Ja 344 Ambacorajātaka
The Story about the Mango Thief (4s)
Alternative Title: Ambajātaka (Cst)
In the present a false ascetic lives in a mango grove and steals mangoes for himself and his relatives, but when some thieves stole the mangoes he accused the four daughters of a rich man of theft until they took an oath. The Buddha tells of similar events in the past and the oaths the young women made.
The Bodhisatta = (the King of the Devas) Sakka,
the four wealthy man’s daughters = the same in the past (catasso seṭṭhidhītaro),
the monk who watched the mangoes = the cheating matted-haired ascetic (kūṭajaṭila).
Keywords: Theft, Honour, Curses.
“She that did your mangoes eat.”
“Sir,” they said, “we have but just come; we have not eaten your mangoes.”
“Then take an oath,” he said.
“We will, sir,” they said, and took an oath. The old man having thus put them to shame, by making them take an oath, let them go.
The monks, hearing of his action, raised a discussion in the Dhamma Hall, how that an old man exacted an oath from the daughters of a merchant, who entered the mango orchard where he himself lived, and after putting them to shame by administering an oath to them, let them go. When the Teacher came and on inquiring what was the topic they sat in council to discuss, heard what it was, he said: “Not only now, monks, but formerly also this old man, when he kept watch over mangoes, made certain daughters of a rich merchant take an oath, and after thus putting them to shame let them go.” And so saying he told a story of the past.
In the past when Brahmadatta was reigning in Benares, the Bodhisatta became Sakka. At that time a cheating ascetic built a hermitage of leaves in a mango orchard on a river bank near Benares, and keeping watch over the mangoes, ate the ripe fruit that fell from the mango trees and also gave some to his kinsfolk, and dwelt there gaining his livelihood by various false practices.

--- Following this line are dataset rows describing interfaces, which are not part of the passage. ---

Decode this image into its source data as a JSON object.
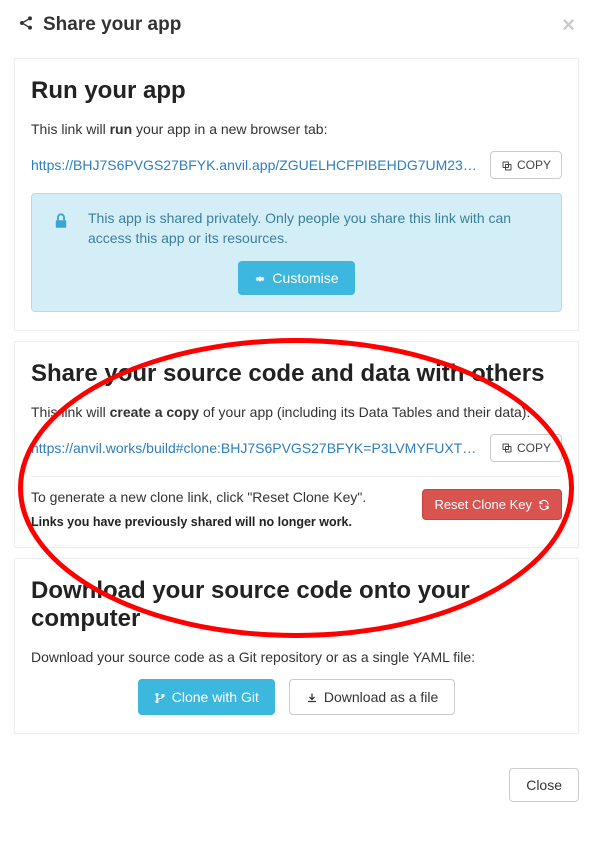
{
  "header": {
    "title": "Share your app",
    "close_x": "×"
  },
  "run": {
    "heading": "Run your app",
    "desc_pre": "This link will ",
    "desc_bold": "run",
    "desc_post": " your app in a new browser tab:",
    "link": "https://BHJ7S6PVGS27BFYK.anvil.app/ZGUELHCFPIBEHDG7UM23Y…",
    "copy_label": "COPY",
    "info_text": "This app is shared privately. Only people you share this link with can access this app or its resources.",
    "customise_label": "Customise"
  },
  "share": {
    "heading": "Share your source code and data with others",
    "desc_pre": "This link will ",
    "desc_bold": "create a copy",
    "desc_post": " of your app (including its Data Tables and their data):",
    "link": "https://anvil.works/build#clone:BHJ7S6PVGS27BFYK=P3LVMYFUXTR…",
    "copy_label": "COPY",
    "reset_text": "To generate a new clone link, click \"Reset Clone Key\".",
    "reset_warn": "Links you have previously shared will no longer work.",
    "reset_btn": "Reset Clone Key"
  },
  "download": {
    "heading": "Download your source code onto your computer",
    "desc": "Download your source code as a Git repository or as a single YAML file:",
    "git_label": "Clone with Git",
    "file_label": "Download as a file"
  },
  "footer": {
    "close_label": "Close"
  }
}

At this time Sakka, king of heaven, thought: “Who, I wonder, in this world of men support their parents, pay honour to the aged members of their family, give alms, keep the moral law and observe fast day? Which of them after adopting the ascetic life, continually devote themselves to the duties befitting ascetics, and which of them again are guilty of misconduct?” And exploring the world he spied this wicked ascetic keeping watch over his mangoes
They said: “Sir, we have but just come. We have not eaten them.”

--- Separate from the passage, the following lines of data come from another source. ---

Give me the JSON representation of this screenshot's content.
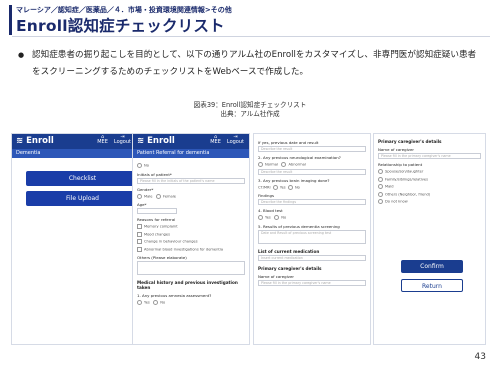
{
  "header": {
    "breadcrumb": "マレーシア／認知症／医薬品／４．市場・投資環境関連情報>その他",
    "title": "Enroll認知症チェックリスト"
  },
  "body": {
    "bullet": "●",
    "text": "認知症患者の掘り起こしを目的として、以下の通りアルム社のEnrollをカスタマイズし、非専門医が認知症疑い患者をスクリーニングするためのチェックリストをWebベースで作成した。"
  },
  "figure": {
    "caption": "図表39：Enroll認知症チェックリスト",
    "source": "出典：アルム社作成"
  },
  "screen1": {
    "app_title": "Enroll",
    "icon1_label": "MEE",
    "icon2_label": "Logout",
    "subtitle": "Dementia",
    "checklist_button": "Checklist",
    "upload_button": "File Upload"
  },
  "screen2": {
    "app_title": "Enroll",
    "icon1_label": "MEE",
    "icon2_label": "Logout",
    "subtitle": "Patient Referral for dementia",
    "opt_no": "No",
    "initials_label": "Initials of patient*",
    "initials_placeholder": "Please fill in the initials of the patient's name",
    "gender_label": "Gender*",
    "male": "Male",
    "female": "Female",
    "age_label": "Age*",
    "reasons_label": "Reasons for referral",
    "r1": "Memory complaint",
    "r2": "Mood changes",
    "r3": "Change in behaviour changes",
    "r4": "Abnormal blood investigations for dementia",
    "others_label": "Others (Please elaborate)",
    "history_label": "Medical history and previous investigation taken",
    "q1": "1. Any previous amnesia assessment?",
    "yes": "Yes",
    "no": "No"
  },
  "screen3": {
    "q_top": "If yes, previous date and result",
    "q_top_placeholder": "Describe the result",
    "q2": "2. Any previous neurological examination?",
    "normal": "Normal",
    "abnormal": "Abnormal",
    "q2_placeholder": "Describe the result",
    "q3": "3. Any previous brain imaging done?",
    "ct_mri": "CT/MRI",
    "yes": "Yes",
    "no": "No",
    "findings_label": "Findings",
    "findings_placeholder": "Describe the findings",
    "q4": "4. Blood test",
    "q4_yes": "Yes",
    "q4_no": "No",
    "q5": "5. Results of previous dementia screening",
    "q5_placeholder": "Date and Result of previous screening test",
    "meds_label": "List of current medication",
    "meds_placeholder": "Insert current medication",
    "caregiver_section": "Primary caregiver's details",
    "caregiver_name_label": "Name of caregiver",
    "caregiver_name_placeholder": "Please fill in the primary caregiver's name"
  },
  "screen4": {
    "caregiver_details": "Primary caregiver's details",
    "name_label": "Name of caregiver",
    "name_placeholder": "Please fill in the primary caregiver's name",
    "relationship_label": "Relationship to patient",
    "rel1": "Spouse/son/daughter",
    "rel2": "Family/siblings/relatives",
    "rel3": "Maid",
    "rel4": "Others (Neighbor, friend)",
    "rel5": "Do not know",
    "confirm_button": "Confirm",
    "return_button": "Return"
  },
  "footer": {
    "page_number": "43"
  }
}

“Then take an oath,” he said.
“But in that case may we go?” they asked. “Certainly, you may.”
“Very well, sir,” they said, and the eldest of them swore an oath uttering the first verse:
1. “She that did your mangoes eat,
As her lord shall own some churl,
That with dye grey hairs would cheat
And his locks with tongs would curl.”
The ascetic said: “Stand you on one side,” and he made the second daughter of the merchant take an oath, and she repeated the second verse:
2. “Let the maid that robbed your tree
Vainly for a husband sigh,
Past her teens though she may be
And on thirty verging nigh.”
And after she had taken an oath and stood on one side, the third maiden uttered the third verse:
3. “She that your ripe mangoes ate
Weary path shall tread alone,
And at trysting place too late
Grieve to find her lover gone.”
When she had taken an oath and stood aside, the fourth maiden uttered the fourth verse:
4. “She that did your tree despoil
Gaily dressed, with wreath on head,
And bedewed with sandal oil
Still shall seek a virgin bed.”
The ascetic said: “This is a solemn oath you have taken; others must have eaten the mangoes. Do you therefore now be gone.” And so saying, he sent them away. Sakka then presented himself in a terrible form, and drove away the false ascetic from the place.
The Teacher, having ended his lesson, identified the Jātaka, “At that time this false ascetic was the old man who watched mangoes. The four merchant’s daughters played the same part then as now. But Sakka was myself.”
last updated: November 2021